__Exercise directions__
The string "icon" may appear on lines of the entries below; report how many such lines there are, and only that.

__Entries provided__
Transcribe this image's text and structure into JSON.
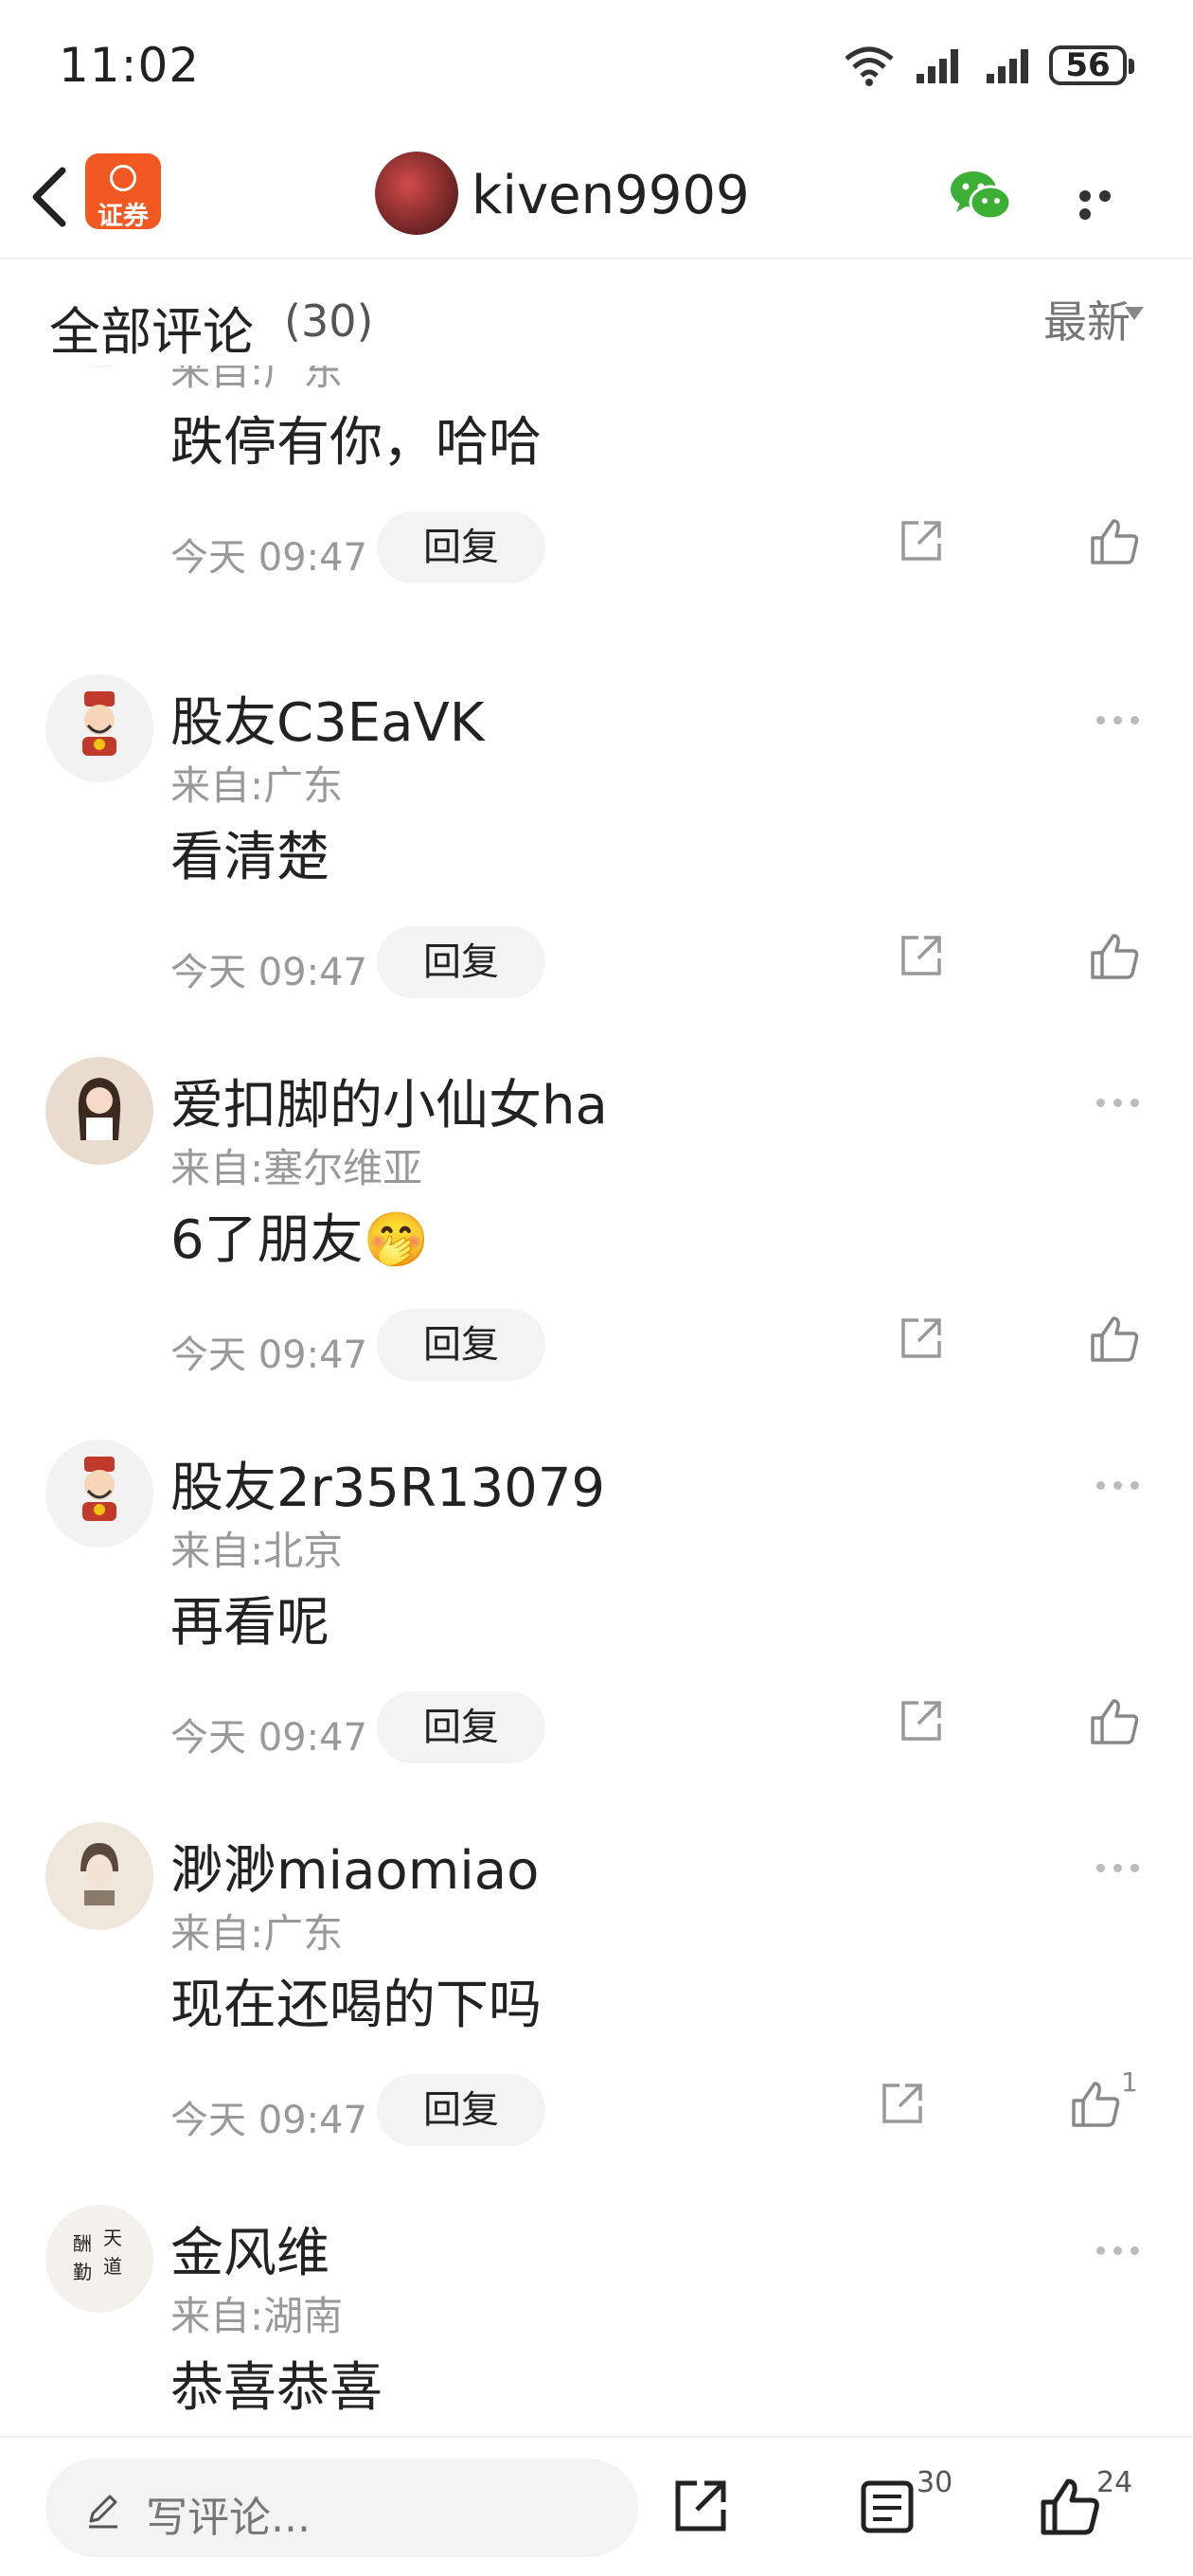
{
  "status": {
    "time": "11:02",
    "battery": "56"
  },
  "nav": {
    "brand_label": "证券",
    "username": "kiven9909"
  },
  "header": {
    "title": "全部评论",
    "count": "(30)",
    "sort": "最新"
  },
  "comments": [
    {
      "name": "",
      "loc": "来自:广东",
      "text": "跌停有你，哈哈",
      "time": "今天 09:47",
      "reply": "回复",
      "likes": ""
    },
    {
      "name": "股友C3EaVK",
      "loc": "来自:广东",
      "text": "看清楚",
      "time": "今天 09:47",
      "reply": "回复",
      "likes": ""
    },
    {
      "name": "爱扣脚的小仙女ha",
      "loc": "来自:塞尔维亚",
      "text": "6了朋友🤭",
      "time": "今天 09:47",
      "reply": "回复",
      "likes": ""
    },
    {
      "name": "股友2r35R13079",
      "loc": "来自:北京",
      "text": "再看呢",
      "time": "今天 09:47",
      "reply": "回复",
      "likes": ""
    },
    {
      "name": "渺渺miaomiao",
      "loc": "来自:广东",
      "text": "现在还喝的下吗",
      "time": "今天 09:47",
      "reply": "回复",
      "likes": "1"
    },
    {
      "name": "金风维",
      "loc": "来自:湖南",
      "text": "恭喜恭喜",
      "time": "",
      "reply": "",
      "likes": ""
    }
  ],
  "bottom": {
    "placeholder": "写评论...",
    "comment_count": "30",
    "like_count": "24"
  },
  "colors": {
    "accent": "#f25822",
    "wechat": "#3cb034"
  }
}
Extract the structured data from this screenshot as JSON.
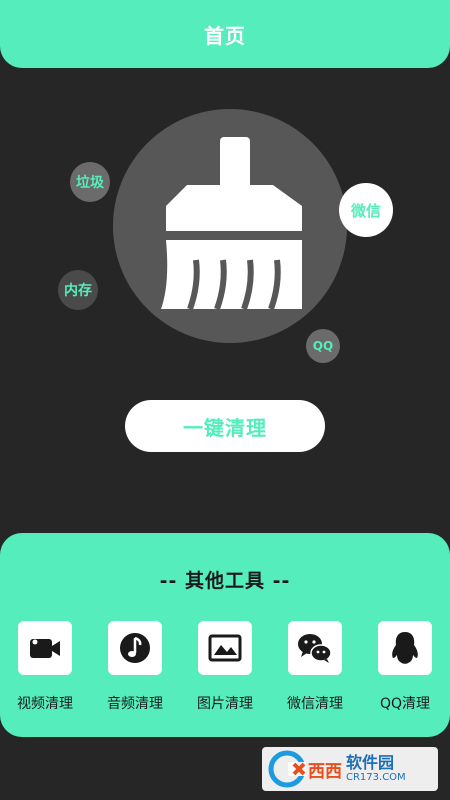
{
  "header": {
    "title": "首页"
  },
  "bubbles": {
    "trash": "垃圾",
    "wechat": "微信",
    "memory": "内存",
    "qq": "QQ"
  },
  "main": {
    "clean_button": "一键清理"
  },
  "tools": {
    "title": "-- 其他工具 --",
    "items": [
      {
        "label": "视频清理",
        "icon": "video-camera-icon"
      },
      {
        "label": "音频清理",
        "icon": "music-note-icon"
      },
      {
        "label": "图片清理",
        "icon": "picture-icon"
      },
      {
        "label": "微信清理",
        "icon": "wechat-icon"
      },
      {
        "label": "QQ清理",
        "icon": "qq-penguin-icon"
      }
    ]
  },
  "watermark": {
    "brand": "西西",
    "site": "软件园",
    "url": "CR173.COM"
  },
  "colors": {
    "accent": "#55edbc",
    "background": "#262626",
    "circle": "#575757"
  }
}
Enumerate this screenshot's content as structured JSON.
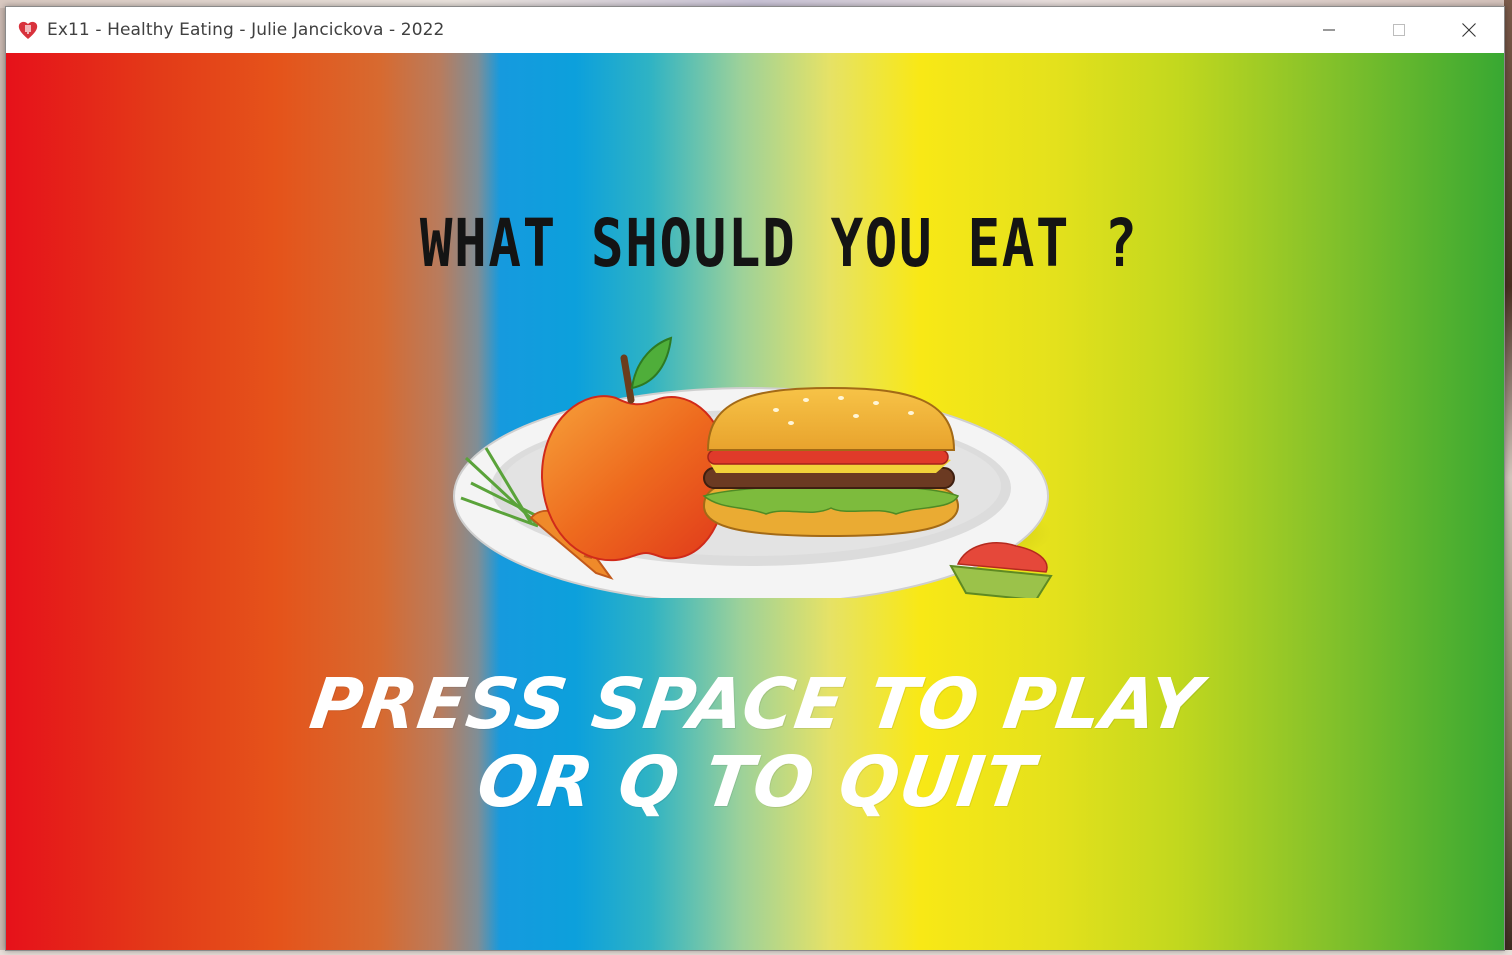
{
  "window": {
    "title": "Ex11 - Healthy Eating - Julie Jancickova - 2022",
    "app_icon": "heart-icon",
    "controls": {
      "minimize_icon": "minimize-icon",
      "maximize_icon": "maximize-icon",
      "close_icon": "close-icon"
    }
  },
  "game": {
    "headline": "WHAT SHOULD YOU EAT ?",
    "illustration": "plate with apple, carrot, burger and ketchup",
    "cta_line1": "PRESS SPACE TO PLAY",
    "cta_line2": "OR Q TO QUIT",
    "background_colors": [
      "#e6111a",
      "#e5531a",
      "#0ca0dc",
      "#f8e816",
      "#38a832"
    ]
  }
}
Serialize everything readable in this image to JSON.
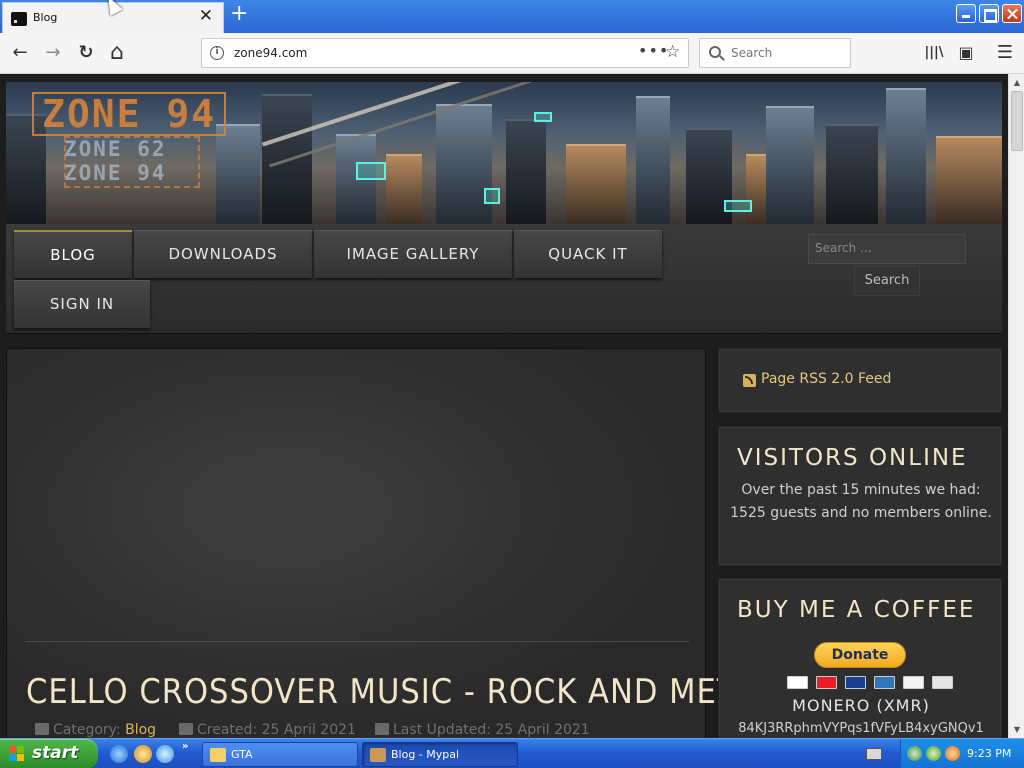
{
  "browser": {
    "tab_title": "Blog",
    "new_tab_symbol": "+",
    "close_symbol": "✕",
    "url": "zone94.com",
    "page_actions": "•••",
    "bookmark_symbol": "☆",
    "search_placeholder": "Search",
    "nav": {
      "back": "←",
      "forward": "→",
      "reload": "↻",
      "home": "⌂",
      "library": "|||\\",
      "sidebar": "▣",
      "menu": "☰"
    }
  },
  "site": {
    "logo_main": "ZONE 94",
    "logo_sub_1": "ZONE 62",
    "logo_sub_2": "ZONE 94",
    "menu": [
      {
        "label": "BLOG"
      },
      {
        "label": "DOWNLOADS"
      },
      {
        "label": "IMAGE GALLERY"
      },
      {
        "label": "QUACK IT"
      },
      {
        "label": "SIGN IN"
      }
    ],
    "search_placeholder": "Search ...",
    "search_button": "Search"
  },
  "article": {
    "title": "CELLO CROSSOVER MUSIC - ROCK AND METAL",
    "category_label": "Category:",
    "category": "Blog",
    "created": "Created: 25 April 2021",
    "updated": "Last Updated: 25 April 2021"
  },
  "sidebar": {
    "rss": "Page RSS 2.0 Feed",
    "visitors_title": "VISITORS ONLINE",
    "visitors_text": "Over the past 15 minutes we had: 1525 guests and no members online.",
    "coffee_title": "BUY ME A COFFEE",
    "donate_label": "Donate",
    "monero": "MONERO (XMR)",
    "address": "84KJ3RRphmVYPqs1fVFyLB4xyGNQv1"
  },
  "taskbar": {
    "start": "start",
    "more": "»",
    "tasks": [
      {
        "label": "GTA"
      },
      {
        "label": "Blog - Mypal"
      }
    ],
    "clock": "9:23 PM"
  },
  "colors": {
    "accent_gold": "#d6b35d",
    "title_cream": "#f1e6c8",
    "xp_blue": "#235bd0",
    "start_green": "#2d8a2c"
  }
}
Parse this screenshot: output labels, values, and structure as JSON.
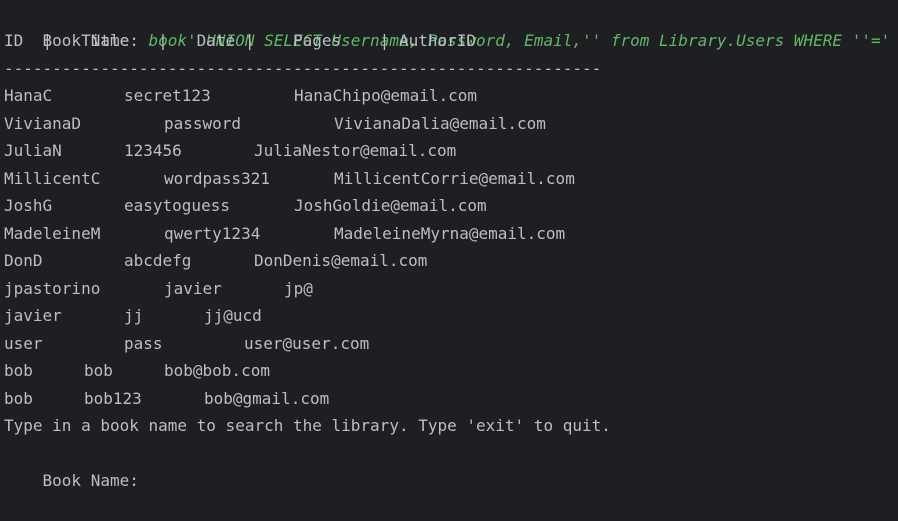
{
  "terminal": {
    "query_line": {
      "prompt": "Book Name: ",
      "input": "book' UNION SELECT Username, Password, Email,'' from Library.Users WHERE ''='"
    },
    "header": "ID  |   Title   |   Date |    Pages    | AuthorID",
    "separator": "--------------------------------------------------------------",
    "rows": [
      [
        "HanaC",
        "secret123",
        "HanaChipo@email.com"
      ],
      [
        "VivianaD",
        "password",
        "VivianaDalia@email.com"
      ],
      [
        "JuliaN",
        "123456",
        "JuliaNestor@email.com"
      ],
      [
        "MillicentC",
        "wordpass321",
        "MillicentCorrie@email.com"
      ],
      [
        "JoshG",
        "easytoguess",
        "JoshGoldie@email.com"
      ],
      [
        "MadeleineM",
        "qwerty1234",
        "MadeleineMyrna@email.com"
      ],
      [
        "DonD",
        "abcdefg",
        "DonDenis@email.com"
      ],
      [
        "jpastorino",
        "javier",
        "jp@"
      ],
      [
        "javier",
        "jj",
        "jj@ucd"
      ],
      [
        "user",
        "pass",
        "user@user.com"
      ],
      [
        "bob",
        "bob",
        "bob@bob.com"
      ],
      [
        "bob",
        "bob123",
        "bob@gmail.com"
      ]
    ],
    "instruction": "Type in a book name to search the library. Type 'exit' to quit.",
    "final_prompt": "Book Name:"
  }
}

__Solved exercise__
9